Exclusion and cancellation of temporary protection


Country Report: Exclusion and cancellation of temporary protection Last updated: 14/07/23



The following categories of persons are excluded of benefitting from temporary protection in Türkiye:[1]

  1. Persons for whom there is serious reason to believe that they have been guilty of acts defined in Article 1F of the 1951 Convention;
  2. Persons for whom there is serious reason to believe that they have engaged in acts of cruelty, for whatever rationale, prior to arrival in Türkiye;
  3. Persons who have either participated in or provoked crimes or acts referred to in 1 and 2 above;
  4. Persons, who, having participated in armed conflict in country of origin, have not permanently ceased armed activities after arrival in Türkiye;
  5. Persons proven to have engaged, planned or participated in terrorist activities;
  6. Persons who have been convicted of a serious crime and therefore deemed to be presenting a threat against society; and those who are deemed to present danger to national security, public order and public security;
  7. Persons, who prior to their arrival in Türkiye, committed crimes that would be punishable with a prison sentence in Türkiye, and have left country of origin or residence in order to avoid punishment;
  8. Persons convicted of crimes against humanity by international courts;
  9. Persons who commit any of the crimes listed in Article 4(7) of the Turkish Criminal Code i.e. crimes related to state secrets and espionage.

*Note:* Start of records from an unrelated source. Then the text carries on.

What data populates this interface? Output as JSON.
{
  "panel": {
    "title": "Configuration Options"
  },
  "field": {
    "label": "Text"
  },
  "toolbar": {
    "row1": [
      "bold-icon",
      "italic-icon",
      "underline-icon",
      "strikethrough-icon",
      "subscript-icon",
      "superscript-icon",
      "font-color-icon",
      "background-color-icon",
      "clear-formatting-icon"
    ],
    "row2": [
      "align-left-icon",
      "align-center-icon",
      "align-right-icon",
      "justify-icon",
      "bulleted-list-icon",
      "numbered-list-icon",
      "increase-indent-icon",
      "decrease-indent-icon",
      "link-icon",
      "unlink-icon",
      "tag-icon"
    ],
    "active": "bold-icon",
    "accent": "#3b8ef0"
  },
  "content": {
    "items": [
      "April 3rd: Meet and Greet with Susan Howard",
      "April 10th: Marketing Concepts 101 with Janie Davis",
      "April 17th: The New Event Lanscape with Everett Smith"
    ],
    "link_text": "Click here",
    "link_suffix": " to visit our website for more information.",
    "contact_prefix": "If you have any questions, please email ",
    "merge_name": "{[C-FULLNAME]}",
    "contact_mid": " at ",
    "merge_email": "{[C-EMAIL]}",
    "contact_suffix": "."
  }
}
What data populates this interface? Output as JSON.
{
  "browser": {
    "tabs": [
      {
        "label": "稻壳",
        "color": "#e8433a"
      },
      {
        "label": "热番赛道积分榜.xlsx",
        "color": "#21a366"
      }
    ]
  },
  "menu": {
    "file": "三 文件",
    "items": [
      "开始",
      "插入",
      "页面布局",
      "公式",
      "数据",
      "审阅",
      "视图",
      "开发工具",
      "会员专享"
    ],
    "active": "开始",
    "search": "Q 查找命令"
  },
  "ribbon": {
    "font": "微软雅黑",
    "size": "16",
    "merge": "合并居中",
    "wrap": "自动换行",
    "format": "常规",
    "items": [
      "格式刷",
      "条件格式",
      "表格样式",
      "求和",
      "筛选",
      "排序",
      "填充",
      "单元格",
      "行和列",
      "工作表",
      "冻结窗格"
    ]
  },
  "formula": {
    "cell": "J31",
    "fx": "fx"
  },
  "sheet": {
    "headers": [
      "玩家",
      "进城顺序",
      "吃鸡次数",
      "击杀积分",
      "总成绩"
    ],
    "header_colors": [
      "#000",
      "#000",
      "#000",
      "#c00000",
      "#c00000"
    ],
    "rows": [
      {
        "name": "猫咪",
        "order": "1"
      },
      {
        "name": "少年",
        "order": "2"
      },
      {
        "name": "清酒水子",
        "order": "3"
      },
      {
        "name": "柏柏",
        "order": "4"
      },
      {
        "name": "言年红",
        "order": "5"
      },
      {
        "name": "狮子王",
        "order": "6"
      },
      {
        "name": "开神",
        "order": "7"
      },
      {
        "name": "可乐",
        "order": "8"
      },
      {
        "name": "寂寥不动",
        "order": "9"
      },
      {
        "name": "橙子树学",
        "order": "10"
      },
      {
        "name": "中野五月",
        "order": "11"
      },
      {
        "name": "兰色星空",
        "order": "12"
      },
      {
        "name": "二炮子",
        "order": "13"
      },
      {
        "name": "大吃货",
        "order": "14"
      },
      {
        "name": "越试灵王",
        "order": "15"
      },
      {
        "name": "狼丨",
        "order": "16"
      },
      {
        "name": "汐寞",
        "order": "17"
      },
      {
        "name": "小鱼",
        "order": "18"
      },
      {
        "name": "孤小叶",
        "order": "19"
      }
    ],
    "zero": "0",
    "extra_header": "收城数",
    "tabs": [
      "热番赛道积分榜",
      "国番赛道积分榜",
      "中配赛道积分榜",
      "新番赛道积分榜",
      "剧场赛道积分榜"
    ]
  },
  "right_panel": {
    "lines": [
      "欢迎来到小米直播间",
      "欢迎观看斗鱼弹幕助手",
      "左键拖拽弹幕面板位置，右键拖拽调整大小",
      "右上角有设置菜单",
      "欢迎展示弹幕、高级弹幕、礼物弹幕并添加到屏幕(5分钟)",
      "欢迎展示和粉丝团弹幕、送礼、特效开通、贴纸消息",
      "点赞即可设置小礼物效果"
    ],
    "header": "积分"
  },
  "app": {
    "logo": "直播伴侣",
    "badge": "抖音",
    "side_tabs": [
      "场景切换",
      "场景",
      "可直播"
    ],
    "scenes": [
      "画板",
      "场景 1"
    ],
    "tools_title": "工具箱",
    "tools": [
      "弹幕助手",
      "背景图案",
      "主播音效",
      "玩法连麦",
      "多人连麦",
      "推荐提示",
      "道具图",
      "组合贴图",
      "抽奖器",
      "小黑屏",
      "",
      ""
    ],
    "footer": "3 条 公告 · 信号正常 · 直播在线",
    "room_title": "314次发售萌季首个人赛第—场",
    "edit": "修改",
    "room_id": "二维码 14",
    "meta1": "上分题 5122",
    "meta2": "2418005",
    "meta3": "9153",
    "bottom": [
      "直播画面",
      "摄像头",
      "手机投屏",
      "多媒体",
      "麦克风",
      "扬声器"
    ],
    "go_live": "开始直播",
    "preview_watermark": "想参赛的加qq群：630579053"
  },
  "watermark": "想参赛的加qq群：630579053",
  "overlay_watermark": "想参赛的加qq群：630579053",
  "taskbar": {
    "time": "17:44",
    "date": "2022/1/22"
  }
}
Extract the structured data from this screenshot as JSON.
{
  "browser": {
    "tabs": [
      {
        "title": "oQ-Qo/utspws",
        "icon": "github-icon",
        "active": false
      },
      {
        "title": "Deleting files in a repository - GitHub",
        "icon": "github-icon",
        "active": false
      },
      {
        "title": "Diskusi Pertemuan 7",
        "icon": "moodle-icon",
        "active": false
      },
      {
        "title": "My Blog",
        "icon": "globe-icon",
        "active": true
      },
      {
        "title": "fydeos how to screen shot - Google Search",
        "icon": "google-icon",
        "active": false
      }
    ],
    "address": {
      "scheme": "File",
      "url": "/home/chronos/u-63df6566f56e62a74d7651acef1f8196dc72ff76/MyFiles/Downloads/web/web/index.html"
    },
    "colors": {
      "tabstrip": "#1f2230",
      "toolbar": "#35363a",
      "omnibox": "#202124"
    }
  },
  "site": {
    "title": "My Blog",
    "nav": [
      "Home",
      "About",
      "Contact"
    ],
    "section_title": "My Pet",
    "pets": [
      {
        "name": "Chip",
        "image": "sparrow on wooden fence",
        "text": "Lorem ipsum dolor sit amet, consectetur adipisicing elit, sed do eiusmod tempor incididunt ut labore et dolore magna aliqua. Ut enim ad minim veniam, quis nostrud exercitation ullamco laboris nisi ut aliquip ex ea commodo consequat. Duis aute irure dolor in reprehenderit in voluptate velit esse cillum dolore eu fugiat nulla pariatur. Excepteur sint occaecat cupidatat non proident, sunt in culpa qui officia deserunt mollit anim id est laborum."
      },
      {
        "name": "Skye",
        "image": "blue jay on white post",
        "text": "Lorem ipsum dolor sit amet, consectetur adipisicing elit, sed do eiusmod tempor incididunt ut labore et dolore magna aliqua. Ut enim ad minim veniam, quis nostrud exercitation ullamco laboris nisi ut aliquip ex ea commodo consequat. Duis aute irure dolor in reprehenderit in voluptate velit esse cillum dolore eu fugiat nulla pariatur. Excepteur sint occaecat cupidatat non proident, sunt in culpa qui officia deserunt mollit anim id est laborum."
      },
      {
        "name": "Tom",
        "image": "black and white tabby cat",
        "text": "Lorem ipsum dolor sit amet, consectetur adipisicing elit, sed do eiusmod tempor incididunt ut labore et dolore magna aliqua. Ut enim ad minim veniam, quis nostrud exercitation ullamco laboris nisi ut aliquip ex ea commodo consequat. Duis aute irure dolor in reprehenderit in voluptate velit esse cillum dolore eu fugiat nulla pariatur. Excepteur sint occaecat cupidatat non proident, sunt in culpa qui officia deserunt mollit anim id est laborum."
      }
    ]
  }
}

Such cancellation is applied in practice for temporary protection holders designated as foreign terrorist fighters (YTS), for example, even where criminal proceedings have not led to a conviction.[2] In some cases, PMM has also ordered cancellation on the basis of Article 8(1)(e) TPR.[3] It has also been applied in cases of inconsistencies between the personal details in the Temporary Protection Identification Document and the passport of the refugee, which have been determined as provision of misleading information to PMM.[4]

PMM is responsible and authorised to carry out and finalise the exclusion assessments and to communicate exclusion decisions to the persons concerned. Where it is identified that an existing beneficiary falls within the exclusion grounds listed above, their temporary protection status shall be cancelled. PMM can delegate this power to governorates as of 25 December 2019.[5]

Nevertheless, given that the LFIP provides for a derogation from non-refoulement, temporary protection beneficiaries may also be subject to removal procedures without their status being cancelled.

Beneficiaries of temporary protection were not informed by the authorities of the cancellation of their protection in 2022. They did not receive any written document providing the grounds for such cancellation; thus preventing any possibilities to appeal. Most of them learned about the cancellation of their temporary protection when going to a PDMM for other reasons, such as updating data or when their General Health Insurance (GSS) was deactivated.

Address verification has been in place as from 2019 nationwide. If it is determined that the person is not in the province where they are registered, their registration is deactivated, but it is not canceled. In 2022, the Ministry of Interior Affairs announced that 122,000 Syrians were not found at their registered address and 3,791,198 addresses got verified.[6] It is legally impossible to deport many of the people so PMM has difficulty imposing a sanction. If the Syrian applicant cannot be found at the specific address, their IDs can be cancelled which renders access to rights and services in Türkiye virtually impossible. Their IDs were reactivated when they went to PDMM, but those who could not go to PDMM lost their IDs. It is estimated by Syrian led NGOs and activists that 150 000 IDs have been cancelled as of April 2022.[7] At the same time, it is difficult to get an appointment from the Syrian Embassy, and people have to pay.




[1] Article 8(1) TPR.

[2] Information provided by various stakeholders, May and June 2023.

[3] See e.g. Administrative Court of İzmir, Decision 2018/692, 29 November 2018, which quashed a cancellation decision on the basis that the conviction had not been established.

[4] Information provided by a stakeholder, May 2023.

[5] Article 12(2) TPR.

[6] Independent Turkey, İçişleri Bakan Yardımcısı Çataklı: Suriyeli mültecilerden 122 bini kayıp, 22 June 2022, available at : https://bit.ly/3OesYvx.

[7] Rudaw, ‘Algazi: The annulment of the identity of 150 thousand Syrians marks a change in policy’, 20 April 2022, available at: https://bit.ly/3OR05U0.

Table of contents

  • Statistics
  • Overview of the legal framework
  • Overview of main changes since the previous report update
  • Introduction to the asylum context in Türkiye
  • Asylum Procedure
  • Reception Conditions
  • Detention of Asylum Seekers
  • Content of International Protection
  • Temporary Protection Regime
  • Content of Temporary Protection